the commission and the Constitutional Court.
On 15 April, the South African Human Rights Commission (SAHRC) was prompted to issue
a media statement condemning attacks on the judiciary and the commission itself.
Testimony presented at the Zondo Commission, exposing the extent of State Capture,
has been shocking and exposes the true nature and impact of widespread corruption within the State.
In July 2020, regulation 11 of the State Capture Commission was amended to allow law
enforcement agencies to access evidence presented.
“Testimony presented at the Zondo Commission,
exposing the extent of State Capture, has been shocking and exposes the true nature and
impact of widespread corruption within the State,” said the SAHRC.
The Zondo Commission, it added, had the potential to assist the National Prosecuting
Authority to hold to account “individuals and entities in the private sector, within the State and at all other spheres”.
Zuma has been hostile in his defiance, attacking also the integrity of the commission
chair, Deputy Chief Justice Raymond Zondo.
Allies in the ANC, including Deputy Secretary-General Jessie Duarte ,
who claimed in a leaked recording that the Zondo Commission viewed the governing party
“with jaundiced eyes”, have also undermined its work.
The most recent witness to give the commission a last-minute middle finger was Norma
Mngoma, formerly Gigaba, whose much-anticipated testimony was due to be given on 14 April.
The wife of the former rotating minister in the Zuma Cabinet,
and friend of the Gupta family Malusi Gigaba, was set to shed light on and confirm
allegations that Gigaba had received vast quantities of cash from the Gupta family.
One unnamed witness testified that he had seen a bag stuffed with R200 notes in the boot
of Gigaba’s official vehicle and that the former minister of finance would pay cash at
restaurants and for his bespoke suits.
Life in Chez Gigaba took a nasty turn when Mngoma was arrested by the Directorate for
Priority Crime Investigation at the behest of her husband.
On 11 February high court Judge Cassim Sardiwalla ruled that Gigaba’s abuse of power involving
the Hawks to arrest his wife and confiscate her cellphones and laptops was illegal.
Mngoma said the confiscation of her electronic devices had been an attempt by her
husband to obtain evidence she was prepared to offer to the commission.
It would be safe to assume that Mngoma would have provided the commission with an
affidavit when she first opted to testify against her estranged husband.
Gigaba, in the meantime, had pleaded for Mngoma’s testimony to be given “in camera” to protect their minor children.
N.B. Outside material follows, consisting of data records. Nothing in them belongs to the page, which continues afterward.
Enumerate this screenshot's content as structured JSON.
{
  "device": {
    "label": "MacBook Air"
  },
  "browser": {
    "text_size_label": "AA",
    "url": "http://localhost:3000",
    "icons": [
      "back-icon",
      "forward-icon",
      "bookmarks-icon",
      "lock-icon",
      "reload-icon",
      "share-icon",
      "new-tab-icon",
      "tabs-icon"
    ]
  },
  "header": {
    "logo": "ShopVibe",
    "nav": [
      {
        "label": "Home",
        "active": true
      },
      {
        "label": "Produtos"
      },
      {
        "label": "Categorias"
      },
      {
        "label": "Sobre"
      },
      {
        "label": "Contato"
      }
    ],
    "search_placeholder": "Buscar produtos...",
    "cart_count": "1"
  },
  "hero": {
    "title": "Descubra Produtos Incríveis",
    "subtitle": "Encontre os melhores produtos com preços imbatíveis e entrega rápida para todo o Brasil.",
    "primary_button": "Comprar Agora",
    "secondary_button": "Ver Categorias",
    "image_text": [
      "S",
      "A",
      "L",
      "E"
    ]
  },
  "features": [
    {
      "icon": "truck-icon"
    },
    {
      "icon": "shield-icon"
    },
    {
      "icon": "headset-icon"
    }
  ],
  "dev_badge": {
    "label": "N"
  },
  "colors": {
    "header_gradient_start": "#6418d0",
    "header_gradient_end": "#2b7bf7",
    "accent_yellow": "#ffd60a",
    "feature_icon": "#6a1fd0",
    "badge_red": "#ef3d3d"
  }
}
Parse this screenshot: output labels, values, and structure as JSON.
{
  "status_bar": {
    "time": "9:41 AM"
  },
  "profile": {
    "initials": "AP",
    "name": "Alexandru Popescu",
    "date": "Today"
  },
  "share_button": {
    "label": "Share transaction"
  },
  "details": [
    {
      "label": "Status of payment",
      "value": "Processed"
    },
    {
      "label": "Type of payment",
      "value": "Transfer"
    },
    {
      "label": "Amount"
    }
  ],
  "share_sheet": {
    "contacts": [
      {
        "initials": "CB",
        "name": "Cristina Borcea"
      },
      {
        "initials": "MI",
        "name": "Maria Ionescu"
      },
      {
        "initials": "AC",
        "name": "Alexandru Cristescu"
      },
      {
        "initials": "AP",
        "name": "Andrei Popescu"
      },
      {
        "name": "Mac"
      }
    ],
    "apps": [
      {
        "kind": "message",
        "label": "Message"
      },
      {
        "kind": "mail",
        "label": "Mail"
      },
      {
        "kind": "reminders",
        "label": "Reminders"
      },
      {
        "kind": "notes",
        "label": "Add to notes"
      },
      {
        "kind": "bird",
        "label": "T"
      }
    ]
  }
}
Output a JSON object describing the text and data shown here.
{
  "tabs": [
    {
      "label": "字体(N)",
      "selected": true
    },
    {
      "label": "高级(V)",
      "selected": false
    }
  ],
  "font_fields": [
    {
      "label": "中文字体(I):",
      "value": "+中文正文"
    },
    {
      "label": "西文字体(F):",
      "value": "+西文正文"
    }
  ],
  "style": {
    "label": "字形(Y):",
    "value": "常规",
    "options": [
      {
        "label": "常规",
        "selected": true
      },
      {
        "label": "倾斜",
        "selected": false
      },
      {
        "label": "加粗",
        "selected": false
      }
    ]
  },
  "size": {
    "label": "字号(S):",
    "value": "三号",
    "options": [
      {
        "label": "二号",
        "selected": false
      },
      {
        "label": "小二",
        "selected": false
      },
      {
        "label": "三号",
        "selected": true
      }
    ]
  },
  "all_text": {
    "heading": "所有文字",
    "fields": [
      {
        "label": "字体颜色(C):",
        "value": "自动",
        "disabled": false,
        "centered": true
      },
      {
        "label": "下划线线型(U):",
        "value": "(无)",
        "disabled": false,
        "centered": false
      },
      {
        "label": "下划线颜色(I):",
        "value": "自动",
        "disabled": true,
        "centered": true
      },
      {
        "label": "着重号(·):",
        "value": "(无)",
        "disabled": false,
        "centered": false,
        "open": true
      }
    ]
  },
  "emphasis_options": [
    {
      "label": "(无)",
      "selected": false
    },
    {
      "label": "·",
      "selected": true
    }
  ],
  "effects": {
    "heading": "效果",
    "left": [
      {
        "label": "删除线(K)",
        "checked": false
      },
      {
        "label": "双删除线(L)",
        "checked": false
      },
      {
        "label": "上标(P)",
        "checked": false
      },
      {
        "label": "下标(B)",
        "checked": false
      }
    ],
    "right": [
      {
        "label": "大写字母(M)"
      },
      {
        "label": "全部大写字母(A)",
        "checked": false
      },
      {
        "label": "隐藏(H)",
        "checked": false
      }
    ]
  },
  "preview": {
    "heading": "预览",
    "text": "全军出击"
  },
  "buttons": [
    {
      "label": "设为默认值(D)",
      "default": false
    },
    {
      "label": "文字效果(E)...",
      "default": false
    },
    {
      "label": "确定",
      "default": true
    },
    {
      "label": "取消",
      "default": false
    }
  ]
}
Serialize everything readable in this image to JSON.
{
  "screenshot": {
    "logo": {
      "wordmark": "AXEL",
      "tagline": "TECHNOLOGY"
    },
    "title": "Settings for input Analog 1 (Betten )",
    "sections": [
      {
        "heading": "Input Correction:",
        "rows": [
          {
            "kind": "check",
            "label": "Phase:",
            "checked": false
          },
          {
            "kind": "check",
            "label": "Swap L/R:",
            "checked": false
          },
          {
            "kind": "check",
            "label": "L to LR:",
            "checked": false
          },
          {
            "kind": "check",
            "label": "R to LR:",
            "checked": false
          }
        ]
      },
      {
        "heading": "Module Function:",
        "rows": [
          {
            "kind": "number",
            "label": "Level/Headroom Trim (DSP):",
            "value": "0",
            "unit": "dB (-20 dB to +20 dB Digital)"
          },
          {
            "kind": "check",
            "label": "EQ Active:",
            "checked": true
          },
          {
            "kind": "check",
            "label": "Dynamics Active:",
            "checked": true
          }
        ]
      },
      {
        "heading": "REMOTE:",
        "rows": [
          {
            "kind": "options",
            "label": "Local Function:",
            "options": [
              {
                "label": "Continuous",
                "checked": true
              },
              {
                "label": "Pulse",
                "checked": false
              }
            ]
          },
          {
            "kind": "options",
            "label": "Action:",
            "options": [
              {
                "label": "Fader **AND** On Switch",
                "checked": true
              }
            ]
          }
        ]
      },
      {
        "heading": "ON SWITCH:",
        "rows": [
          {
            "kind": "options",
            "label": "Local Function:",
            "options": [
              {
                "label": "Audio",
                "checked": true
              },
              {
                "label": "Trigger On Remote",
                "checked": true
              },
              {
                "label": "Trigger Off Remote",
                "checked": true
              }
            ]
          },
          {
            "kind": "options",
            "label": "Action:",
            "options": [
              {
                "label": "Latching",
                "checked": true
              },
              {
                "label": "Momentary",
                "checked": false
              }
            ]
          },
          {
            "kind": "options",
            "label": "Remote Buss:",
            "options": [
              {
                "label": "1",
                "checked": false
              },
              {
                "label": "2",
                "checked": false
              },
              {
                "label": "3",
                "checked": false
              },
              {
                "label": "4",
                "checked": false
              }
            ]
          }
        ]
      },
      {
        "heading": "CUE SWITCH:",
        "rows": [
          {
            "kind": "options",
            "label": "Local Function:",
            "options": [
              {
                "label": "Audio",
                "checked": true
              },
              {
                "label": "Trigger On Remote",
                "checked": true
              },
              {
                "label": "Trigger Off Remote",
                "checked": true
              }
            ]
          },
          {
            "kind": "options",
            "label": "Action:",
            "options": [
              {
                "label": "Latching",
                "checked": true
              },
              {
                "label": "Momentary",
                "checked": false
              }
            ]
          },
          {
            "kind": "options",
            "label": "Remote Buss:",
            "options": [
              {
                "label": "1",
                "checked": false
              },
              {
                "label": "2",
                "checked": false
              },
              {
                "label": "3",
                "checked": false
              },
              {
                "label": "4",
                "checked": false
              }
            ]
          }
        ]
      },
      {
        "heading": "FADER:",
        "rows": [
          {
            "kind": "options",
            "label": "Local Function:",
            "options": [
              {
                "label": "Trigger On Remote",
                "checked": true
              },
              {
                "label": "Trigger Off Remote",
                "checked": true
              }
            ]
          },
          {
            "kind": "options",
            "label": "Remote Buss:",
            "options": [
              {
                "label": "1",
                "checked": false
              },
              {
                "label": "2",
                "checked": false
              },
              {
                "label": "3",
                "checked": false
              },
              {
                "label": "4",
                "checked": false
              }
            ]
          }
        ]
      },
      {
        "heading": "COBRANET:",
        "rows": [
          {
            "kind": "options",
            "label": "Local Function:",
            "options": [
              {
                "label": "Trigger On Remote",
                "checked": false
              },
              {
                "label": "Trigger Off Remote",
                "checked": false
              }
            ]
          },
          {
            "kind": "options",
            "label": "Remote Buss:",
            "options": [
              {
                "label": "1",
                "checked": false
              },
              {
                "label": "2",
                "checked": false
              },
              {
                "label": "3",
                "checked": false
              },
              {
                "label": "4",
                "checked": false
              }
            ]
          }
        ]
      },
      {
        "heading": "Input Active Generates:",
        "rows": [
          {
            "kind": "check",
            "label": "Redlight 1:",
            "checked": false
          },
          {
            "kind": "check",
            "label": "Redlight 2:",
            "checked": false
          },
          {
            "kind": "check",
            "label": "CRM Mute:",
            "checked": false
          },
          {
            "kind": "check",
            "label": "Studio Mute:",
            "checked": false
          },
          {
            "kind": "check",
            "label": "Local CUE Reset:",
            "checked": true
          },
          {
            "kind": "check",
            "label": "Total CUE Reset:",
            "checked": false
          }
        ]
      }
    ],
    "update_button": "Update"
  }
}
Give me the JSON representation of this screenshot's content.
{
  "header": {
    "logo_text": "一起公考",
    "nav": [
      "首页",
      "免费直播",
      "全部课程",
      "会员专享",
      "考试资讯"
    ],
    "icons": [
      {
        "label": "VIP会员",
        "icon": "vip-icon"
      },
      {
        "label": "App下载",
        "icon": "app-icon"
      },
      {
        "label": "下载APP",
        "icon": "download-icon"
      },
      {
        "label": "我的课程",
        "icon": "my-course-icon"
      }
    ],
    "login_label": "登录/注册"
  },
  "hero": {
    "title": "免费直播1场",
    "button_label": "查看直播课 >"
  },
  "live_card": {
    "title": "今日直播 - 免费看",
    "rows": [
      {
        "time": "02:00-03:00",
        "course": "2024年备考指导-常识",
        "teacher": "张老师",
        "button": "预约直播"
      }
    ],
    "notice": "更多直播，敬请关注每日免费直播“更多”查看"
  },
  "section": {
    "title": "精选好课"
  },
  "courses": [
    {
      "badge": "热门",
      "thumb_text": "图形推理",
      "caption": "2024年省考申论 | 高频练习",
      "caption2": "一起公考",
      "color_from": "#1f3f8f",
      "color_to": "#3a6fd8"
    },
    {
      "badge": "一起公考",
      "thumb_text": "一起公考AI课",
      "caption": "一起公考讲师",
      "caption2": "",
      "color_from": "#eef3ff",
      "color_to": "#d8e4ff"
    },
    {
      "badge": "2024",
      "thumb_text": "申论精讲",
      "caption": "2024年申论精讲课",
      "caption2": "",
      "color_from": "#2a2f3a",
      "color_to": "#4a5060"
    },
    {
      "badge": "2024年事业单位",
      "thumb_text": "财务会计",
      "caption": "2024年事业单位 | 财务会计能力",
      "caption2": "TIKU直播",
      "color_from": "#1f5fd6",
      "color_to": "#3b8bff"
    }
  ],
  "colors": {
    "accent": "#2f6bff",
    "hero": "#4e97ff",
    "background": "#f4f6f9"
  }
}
It is clear that Mngoma had had second thoughts, informing the commission,
through her legal representative Gcwalisile Makhathini, on the day she was due to appear
that she had “personal” concerns with how her appearance was being “handled or
mishandled” by commission investigators.
Zondo said it was not up to Mngoma to simply withdraw and that she would be
subpoenaed and would have no option but to appear.
On the same day Mngoma was due to testify, former State Security Agency (SSA)
director-general Arthur Fraser’s attempt to obtain classified documents from the SSA
was put on hold.
Fraser accused the SSA of not providing him with documentation he had requested,
while the SSA claimed Fraser had not taken up opportunities to engage with it.
SSA legal representative Bheki Ndebele accused Fraser of “deliberately stalling” the work of the commission.
In July 2020 Fraser’s legal representative Muzi Sikhakhane had applied for Fraser to be
granted “immunity” should he testify.
Zondo informed Fraser that the commission was not authorised to do this.
Break-in at offices of Zondo Commission
Fraser said he would have to name “presidents past and present, judges and members of
Parliament” in his testimony, thus threatening to tear down the edifice of the ANC, once
and for all.
Former head of domestic intelligence Gibson Njenje testified that his investigation of the
SSA and the Principal Agent Network had found that R600-million spent had been unaccounted for.
The stakes are high as South Africa slouches towards some sort of high-noon in the fin de
siècle of the State Capture era.
There are many who grew powerful and rich who now face penury and political exile.
They will not go quietly into that good night.